Privacy in mediation is one of the main reasons why people choose to mediate, rather than litigate, their law cases.  When people seek the court’s help to make decisions about their separation and divorce, business or estate dispute, everything is potentially out in the open.

Most people prefer to keep their business private.  They may not want details of their relationship, or their financial status, revealed in court.  But potentially every record could become evidence in a court case.  This could be love letters, medical records, financial records, threatening texts, Facebook posts, and photographs.

The Risks of Open Court

Many doctors, dentists, celebrities, and other business people do not want their disputes out in the open.  They fear that allegations and conflicts may affect their current relationships, their image, or their professional “brand”.

Johnny Depp recently had a defamation trial in England, which revealed a lot of negative information about his marriage with Amber Heard.  This included not only allegations of domestic violence, but also drug and alcohol abuse.  This may affect his ability to get good acting roles in the future.

Public knowledge about business conflicts might also affect a business’s ability to attract and keep clients and investors.

Who Can Watch My Court Case?

In BC any member of the public can attend most court hearings.  All you have to do is walk into a courthouse, look at the list of cases to be heard, and sit in that assigned courtroom.  This includes family cases, as well as criminal, small claims, and other hearings.  The names for people involved in BC criminal and small claims cases are even available on the Courthouse Services website.

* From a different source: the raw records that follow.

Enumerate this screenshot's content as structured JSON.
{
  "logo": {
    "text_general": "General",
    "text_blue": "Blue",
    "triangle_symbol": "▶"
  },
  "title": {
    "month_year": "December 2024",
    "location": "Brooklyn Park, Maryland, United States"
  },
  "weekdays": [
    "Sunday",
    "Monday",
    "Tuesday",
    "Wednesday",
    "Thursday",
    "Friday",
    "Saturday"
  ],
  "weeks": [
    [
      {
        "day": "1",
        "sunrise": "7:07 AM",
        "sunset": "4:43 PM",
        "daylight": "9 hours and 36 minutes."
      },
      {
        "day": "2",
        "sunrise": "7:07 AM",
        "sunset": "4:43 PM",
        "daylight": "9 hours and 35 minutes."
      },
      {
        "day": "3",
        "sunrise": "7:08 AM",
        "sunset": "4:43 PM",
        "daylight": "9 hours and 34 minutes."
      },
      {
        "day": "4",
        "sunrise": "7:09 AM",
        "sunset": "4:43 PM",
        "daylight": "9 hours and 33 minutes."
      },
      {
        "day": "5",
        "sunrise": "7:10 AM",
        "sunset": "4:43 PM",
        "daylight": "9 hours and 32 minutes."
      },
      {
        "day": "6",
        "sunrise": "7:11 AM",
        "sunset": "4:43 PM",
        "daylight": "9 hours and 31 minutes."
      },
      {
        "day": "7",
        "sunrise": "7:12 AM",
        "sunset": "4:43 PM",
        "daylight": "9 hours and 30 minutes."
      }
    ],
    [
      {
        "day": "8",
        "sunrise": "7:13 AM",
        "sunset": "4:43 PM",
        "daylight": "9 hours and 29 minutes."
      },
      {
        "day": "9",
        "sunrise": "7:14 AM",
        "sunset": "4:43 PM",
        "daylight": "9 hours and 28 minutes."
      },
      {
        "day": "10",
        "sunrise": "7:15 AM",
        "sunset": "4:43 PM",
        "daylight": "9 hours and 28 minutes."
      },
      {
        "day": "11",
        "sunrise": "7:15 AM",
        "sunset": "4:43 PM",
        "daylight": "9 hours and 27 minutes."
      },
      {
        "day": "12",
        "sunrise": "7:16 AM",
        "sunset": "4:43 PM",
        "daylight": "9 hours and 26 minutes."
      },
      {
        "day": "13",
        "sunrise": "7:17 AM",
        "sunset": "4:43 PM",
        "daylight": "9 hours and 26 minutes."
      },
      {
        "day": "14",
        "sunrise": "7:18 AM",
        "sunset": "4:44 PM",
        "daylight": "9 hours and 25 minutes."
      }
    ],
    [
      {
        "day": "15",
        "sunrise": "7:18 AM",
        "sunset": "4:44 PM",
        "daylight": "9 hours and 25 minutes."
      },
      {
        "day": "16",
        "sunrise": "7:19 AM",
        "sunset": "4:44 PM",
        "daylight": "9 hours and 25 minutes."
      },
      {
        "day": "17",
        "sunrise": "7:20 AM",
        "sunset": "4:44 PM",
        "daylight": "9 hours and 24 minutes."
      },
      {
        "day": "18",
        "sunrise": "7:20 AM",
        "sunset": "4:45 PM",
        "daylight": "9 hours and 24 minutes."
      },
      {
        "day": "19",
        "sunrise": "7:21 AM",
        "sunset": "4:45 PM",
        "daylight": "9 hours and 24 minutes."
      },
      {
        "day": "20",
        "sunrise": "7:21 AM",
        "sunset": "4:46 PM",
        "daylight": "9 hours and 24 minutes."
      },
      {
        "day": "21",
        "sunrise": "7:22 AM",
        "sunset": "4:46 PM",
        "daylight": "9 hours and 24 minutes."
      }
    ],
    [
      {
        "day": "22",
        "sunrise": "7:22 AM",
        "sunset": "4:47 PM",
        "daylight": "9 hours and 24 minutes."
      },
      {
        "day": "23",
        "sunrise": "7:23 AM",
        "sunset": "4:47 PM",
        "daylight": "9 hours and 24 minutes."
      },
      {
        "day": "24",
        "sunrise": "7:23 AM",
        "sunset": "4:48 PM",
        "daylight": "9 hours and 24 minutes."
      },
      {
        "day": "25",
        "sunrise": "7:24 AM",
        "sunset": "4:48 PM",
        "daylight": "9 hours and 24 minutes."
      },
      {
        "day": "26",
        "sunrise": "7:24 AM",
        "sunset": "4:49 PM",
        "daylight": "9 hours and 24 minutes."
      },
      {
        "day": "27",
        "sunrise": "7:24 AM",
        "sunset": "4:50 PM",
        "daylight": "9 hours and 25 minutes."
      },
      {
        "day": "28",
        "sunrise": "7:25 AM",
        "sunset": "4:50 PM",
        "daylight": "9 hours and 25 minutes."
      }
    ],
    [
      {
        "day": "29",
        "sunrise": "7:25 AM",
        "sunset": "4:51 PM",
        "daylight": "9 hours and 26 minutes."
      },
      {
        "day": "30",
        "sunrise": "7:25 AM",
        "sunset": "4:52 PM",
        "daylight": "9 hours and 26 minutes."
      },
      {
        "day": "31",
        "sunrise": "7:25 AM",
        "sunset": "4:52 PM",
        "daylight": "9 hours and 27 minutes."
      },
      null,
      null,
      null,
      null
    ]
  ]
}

In CBC v. Canada (2011),  the Supreme Court said that the open court principle is crucial in a democratic society, and ensures that justice follows the rule of law.

Mediation is Private

During a family mediation, or contract mediation all of the communication is private.  Conversations had in mediation are not admissible in court, and your mediator can not be your lawyer.   The mediator has to be a neutral third party.

The parties can either attend the mediation with or without their lawyers.  There are no media, and no witnesses.  You can not audio or video record your mediation.

If the parties come to an agreement on part or all of their dispute, the Mediator writes up a binding agreement.  If part of the matter still needs to go to court, none of the mediation records are included in the court record.

Privacy in mediation allows for the parties to have honest and open communication, and to create the right environment for settlement.

Jayne Embree

Legal Assistant & Mediation Coordinator